African Blue Basil (Ocimum Kilimandscharicum)

African Blue Basil (Ocimum Kilimandscharicum)

African Blue Basil (Ocimum Kilimandscharicum)


African blue basil (Ocimum Kilimandscharicum) is a fairly new variety of basil that is cold tolerant and has a strong, aromatic scent of camphor. The leaves of a young plant are purple and turn green as the plant matures.

African blue basil was created in Athens, Ohio in 1983 when two type of basil were accidentally crossed. The variety has a strong smell of camphor which comes from its East African parent plant which contains upwards of 60 percent camphor. Camphor is common in other herbs such as rosemary and sage.


African blue basil is extremely cold tolerant, but like other types of basil, it thrives in hot, dry weather when the plant can receive the maximum amount of sunlight.

This variety of basil needs to be started from the cutting of an existing plant. It cannot be started from seed. When planting, find a sunny spot and be sure to keep the soil moist. African blue basil may be tolerant to colder weather but it does not grow very well in the cold. African blue basil plants produce new leaves consistently so do not be shy when harvesting leaves.

Culinary Uses

African blue basil has many culinary uses. On its own, the flavor may be a little strong, thanks to the camphor. The best way to use this type of basil is as a flavor enhancer. Just chop it up and sprinkle it into any dish such as soups, stews, sauces, salads, pasta, salsa, meats, and fish.

As the weather warms, small purple flowers without seeds start to appear on the plant. These succulent flowers have a fruity taste that compliments the camphor tasting leaves. The flowers can add great flavor to many dishes especially salads.

Health Benefits

The health benefits of African blue basil are not well know since it has only been around for a short period of time.

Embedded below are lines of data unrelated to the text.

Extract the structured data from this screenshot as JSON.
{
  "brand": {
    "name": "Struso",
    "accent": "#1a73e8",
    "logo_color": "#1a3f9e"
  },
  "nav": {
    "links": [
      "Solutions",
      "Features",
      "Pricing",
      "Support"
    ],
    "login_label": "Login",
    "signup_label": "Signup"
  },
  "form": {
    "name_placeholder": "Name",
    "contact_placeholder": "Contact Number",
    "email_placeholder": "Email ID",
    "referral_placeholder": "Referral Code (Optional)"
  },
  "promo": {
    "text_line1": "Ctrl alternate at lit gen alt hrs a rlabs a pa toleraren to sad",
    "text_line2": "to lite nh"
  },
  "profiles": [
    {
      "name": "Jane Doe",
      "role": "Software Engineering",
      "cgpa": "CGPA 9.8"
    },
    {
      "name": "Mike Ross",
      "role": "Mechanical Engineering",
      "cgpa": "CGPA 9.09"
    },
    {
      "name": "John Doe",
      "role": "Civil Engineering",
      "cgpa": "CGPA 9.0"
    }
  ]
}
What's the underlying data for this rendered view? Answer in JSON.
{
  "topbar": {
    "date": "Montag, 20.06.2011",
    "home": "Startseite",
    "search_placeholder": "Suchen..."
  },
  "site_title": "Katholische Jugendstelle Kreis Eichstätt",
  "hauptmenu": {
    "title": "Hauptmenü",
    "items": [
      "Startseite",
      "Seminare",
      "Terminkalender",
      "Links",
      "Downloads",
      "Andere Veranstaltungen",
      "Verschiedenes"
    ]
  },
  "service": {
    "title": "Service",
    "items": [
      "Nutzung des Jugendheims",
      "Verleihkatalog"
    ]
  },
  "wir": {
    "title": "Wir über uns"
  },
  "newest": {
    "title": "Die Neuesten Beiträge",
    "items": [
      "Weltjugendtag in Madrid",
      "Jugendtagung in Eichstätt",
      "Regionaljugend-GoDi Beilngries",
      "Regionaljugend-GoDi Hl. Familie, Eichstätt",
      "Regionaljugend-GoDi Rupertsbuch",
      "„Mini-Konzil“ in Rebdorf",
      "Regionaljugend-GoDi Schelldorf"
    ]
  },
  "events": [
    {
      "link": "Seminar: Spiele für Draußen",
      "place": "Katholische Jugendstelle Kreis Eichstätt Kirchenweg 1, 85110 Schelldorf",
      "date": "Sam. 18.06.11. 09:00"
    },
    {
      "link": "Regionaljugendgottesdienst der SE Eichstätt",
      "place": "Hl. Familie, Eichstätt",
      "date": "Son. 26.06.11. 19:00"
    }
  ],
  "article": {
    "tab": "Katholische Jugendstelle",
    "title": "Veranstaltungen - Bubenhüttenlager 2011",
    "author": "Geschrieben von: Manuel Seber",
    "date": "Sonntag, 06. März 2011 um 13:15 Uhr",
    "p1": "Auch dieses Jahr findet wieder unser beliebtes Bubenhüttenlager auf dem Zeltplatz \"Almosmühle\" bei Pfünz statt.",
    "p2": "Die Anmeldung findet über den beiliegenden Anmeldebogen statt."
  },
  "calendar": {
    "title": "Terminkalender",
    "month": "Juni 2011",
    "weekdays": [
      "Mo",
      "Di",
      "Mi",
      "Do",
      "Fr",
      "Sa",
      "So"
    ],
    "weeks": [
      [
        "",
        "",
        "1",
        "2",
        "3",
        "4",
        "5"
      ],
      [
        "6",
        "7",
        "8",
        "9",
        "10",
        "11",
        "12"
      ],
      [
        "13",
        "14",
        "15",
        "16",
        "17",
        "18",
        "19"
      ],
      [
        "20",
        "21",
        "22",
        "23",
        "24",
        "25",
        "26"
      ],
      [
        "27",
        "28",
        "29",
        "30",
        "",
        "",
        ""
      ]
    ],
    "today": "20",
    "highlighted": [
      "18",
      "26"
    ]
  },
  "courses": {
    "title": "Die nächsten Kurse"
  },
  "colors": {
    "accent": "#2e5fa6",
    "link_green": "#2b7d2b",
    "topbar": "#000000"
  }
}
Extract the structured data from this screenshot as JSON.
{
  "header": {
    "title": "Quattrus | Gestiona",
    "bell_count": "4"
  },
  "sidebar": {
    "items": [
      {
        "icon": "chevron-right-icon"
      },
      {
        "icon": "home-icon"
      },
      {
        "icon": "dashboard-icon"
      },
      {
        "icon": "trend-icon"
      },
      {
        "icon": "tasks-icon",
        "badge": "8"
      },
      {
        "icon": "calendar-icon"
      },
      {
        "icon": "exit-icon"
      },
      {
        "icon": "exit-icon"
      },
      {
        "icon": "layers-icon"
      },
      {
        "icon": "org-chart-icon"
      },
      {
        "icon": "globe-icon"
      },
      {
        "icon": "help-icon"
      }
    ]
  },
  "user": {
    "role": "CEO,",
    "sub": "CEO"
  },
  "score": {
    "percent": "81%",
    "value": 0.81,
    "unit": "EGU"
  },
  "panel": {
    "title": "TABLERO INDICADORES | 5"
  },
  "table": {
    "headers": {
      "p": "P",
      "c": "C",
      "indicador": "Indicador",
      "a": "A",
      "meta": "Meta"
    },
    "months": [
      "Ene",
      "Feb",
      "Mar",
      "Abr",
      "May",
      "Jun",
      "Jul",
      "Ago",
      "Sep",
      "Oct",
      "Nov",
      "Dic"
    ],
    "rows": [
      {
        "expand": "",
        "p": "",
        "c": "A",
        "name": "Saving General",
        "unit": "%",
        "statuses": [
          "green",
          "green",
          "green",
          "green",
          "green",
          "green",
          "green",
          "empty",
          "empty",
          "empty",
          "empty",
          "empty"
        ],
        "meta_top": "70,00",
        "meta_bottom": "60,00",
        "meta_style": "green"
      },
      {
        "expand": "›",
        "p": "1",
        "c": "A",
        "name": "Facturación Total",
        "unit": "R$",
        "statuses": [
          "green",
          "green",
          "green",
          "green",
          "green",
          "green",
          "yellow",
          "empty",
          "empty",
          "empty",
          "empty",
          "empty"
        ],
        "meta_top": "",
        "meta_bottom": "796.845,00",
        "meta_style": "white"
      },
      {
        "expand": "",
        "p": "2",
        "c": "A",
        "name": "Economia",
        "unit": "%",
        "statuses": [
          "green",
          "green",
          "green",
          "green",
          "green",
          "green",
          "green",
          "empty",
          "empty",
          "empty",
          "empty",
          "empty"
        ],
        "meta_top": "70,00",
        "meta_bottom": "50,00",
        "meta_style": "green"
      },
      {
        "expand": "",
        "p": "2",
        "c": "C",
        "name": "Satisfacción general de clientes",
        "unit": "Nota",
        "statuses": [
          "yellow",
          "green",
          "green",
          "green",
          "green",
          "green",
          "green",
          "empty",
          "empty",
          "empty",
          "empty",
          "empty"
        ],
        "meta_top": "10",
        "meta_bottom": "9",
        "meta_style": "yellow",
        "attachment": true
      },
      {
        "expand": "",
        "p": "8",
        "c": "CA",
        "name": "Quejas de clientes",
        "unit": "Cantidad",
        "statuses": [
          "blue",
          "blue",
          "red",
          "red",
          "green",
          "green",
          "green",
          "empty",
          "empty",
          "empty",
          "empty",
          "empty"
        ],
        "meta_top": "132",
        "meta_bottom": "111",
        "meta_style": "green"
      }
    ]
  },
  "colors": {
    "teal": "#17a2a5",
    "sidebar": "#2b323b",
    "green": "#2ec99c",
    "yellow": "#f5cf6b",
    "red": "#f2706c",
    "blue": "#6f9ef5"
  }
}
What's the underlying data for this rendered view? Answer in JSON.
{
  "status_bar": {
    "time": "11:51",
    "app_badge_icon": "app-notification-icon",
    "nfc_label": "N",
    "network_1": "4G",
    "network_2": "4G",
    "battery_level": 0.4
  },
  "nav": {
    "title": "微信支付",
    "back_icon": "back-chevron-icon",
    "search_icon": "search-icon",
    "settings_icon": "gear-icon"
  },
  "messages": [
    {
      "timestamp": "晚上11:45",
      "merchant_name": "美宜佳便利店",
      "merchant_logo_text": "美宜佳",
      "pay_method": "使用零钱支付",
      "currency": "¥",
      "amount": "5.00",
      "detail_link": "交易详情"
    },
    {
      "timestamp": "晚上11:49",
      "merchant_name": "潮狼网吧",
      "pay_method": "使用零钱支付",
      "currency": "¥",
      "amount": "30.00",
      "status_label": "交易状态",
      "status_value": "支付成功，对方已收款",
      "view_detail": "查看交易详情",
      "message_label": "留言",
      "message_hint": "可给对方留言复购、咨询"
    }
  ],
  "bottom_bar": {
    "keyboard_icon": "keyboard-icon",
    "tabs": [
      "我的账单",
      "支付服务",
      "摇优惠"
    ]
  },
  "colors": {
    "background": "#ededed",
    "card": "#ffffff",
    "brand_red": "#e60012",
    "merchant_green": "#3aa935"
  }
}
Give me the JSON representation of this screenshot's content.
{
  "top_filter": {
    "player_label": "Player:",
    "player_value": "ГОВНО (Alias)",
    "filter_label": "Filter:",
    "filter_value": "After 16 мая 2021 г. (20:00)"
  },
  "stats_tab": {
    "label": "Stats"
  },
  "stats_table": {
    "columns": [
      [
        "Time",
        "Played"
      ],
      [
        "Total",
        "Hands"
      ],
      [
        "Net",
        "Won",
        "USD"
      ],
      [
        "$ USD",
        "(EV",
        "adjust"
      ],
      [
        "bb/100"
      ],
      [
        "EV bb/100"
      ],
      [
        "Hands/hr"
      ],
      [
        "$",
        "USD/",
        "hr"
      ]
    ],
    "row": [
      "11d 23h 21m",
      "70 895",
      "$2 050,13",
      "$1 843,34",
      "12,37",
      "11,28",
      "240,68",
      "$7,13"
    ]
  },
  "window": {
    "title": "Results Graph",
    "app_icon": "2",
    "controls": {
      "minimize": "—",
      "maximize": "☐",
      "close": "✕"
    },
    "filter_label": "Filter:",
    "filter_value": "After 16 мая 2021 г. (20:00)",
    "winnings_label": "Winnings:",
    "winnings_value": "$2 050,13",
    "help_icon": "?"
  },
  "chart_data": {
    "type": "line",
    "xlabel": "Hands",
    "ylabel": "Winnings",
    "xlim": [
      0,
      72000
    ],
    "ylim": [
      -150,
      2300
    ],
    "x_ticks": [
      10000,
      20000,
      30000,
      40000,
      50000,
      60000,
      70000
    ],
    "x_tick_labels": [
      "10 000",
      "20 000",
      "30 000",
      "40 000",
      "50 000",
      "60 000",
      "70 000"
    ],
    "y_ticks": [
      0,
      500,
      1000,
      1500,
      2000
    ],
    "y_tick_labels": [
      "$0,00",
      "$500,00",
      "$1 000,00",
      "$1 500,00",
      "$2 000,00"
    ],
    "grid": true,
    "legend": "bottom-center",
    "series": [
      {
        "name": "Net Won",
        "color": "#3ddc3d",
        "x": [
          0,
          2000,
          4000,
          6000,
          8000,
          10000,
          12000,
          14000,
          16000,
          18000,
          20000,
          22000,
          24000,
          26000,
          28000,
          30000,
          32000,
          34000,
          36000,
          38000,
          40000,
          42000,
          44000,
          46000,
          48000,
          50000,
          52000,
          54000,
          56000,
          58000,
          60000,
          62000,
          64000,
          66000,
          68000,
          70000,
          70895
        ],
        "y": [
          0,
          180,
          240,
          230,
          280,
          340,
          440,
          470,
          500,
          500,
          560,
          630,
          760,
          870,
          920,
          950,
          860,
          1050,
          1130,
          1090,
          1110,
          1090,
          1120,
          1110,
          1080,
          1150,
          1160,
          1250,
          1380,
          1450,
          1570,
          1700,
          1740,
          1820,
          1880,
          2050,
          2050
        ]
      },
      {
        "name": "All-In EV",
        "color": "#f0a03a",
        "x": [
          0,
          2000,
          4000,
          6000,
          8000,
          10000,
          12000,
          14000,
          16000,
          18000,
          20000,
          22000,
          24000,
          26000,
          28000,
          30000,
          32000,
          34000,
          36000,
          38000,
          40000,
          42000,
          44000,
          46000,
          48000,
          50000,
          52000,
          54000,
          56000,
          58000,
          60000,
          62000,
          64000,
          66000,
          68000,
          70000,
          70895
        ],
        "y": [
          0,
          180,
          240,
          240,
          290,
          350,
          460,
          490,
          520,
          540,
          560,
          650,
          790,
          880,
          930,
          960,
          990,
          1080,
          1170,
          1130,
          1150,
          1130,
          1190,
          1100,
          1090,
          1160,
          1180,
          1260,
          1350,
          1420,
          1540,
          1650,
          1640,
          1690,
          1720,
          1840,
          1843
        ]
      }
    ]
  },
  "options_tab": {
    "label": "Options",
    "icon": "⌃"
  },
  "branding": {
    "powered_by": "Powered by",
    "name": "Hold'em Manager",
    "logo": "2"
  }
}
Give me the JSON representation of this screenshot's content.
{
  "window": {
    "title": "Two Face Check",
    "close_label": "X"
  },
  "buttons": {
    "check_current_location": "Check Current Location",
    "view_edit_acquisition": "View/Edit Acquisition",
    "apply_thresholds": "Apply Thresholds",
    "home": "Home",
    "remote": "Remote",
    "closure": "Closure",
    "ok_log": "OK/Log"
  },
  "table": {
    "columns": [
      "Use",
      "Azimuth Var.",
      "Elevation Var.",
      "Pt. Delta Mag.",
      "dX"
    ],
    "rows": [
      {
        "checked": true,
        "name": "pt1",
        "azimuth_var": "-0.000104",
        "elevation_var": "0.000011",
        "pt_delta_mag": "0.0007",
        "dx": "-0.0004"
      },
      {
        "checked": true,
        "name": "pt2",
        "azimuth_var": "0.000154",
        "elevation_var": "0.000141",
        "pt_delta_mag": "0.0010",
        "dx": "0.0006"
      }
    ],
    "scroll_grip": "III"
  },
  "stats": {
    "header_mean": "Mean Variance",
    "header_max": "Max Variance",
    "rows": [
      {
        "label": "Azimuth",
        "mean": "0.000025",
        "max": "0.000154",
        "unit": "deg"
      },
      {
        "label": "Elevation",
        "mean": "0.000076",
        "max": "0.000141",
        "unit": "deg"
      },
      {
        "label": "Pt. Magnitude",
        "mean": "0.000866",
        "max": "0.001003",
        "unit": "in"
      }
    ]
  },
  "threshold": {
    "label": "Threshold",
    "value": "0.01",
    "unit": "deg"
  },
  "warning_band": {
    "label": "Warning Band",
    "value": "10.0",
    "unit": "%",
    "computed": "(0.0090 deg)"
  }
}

It is believed that this type of basil could be great to help those with a cough, thanks in part to the camphor. Next time you have a cough, take the leaves and steep them in hot water like you would with tea.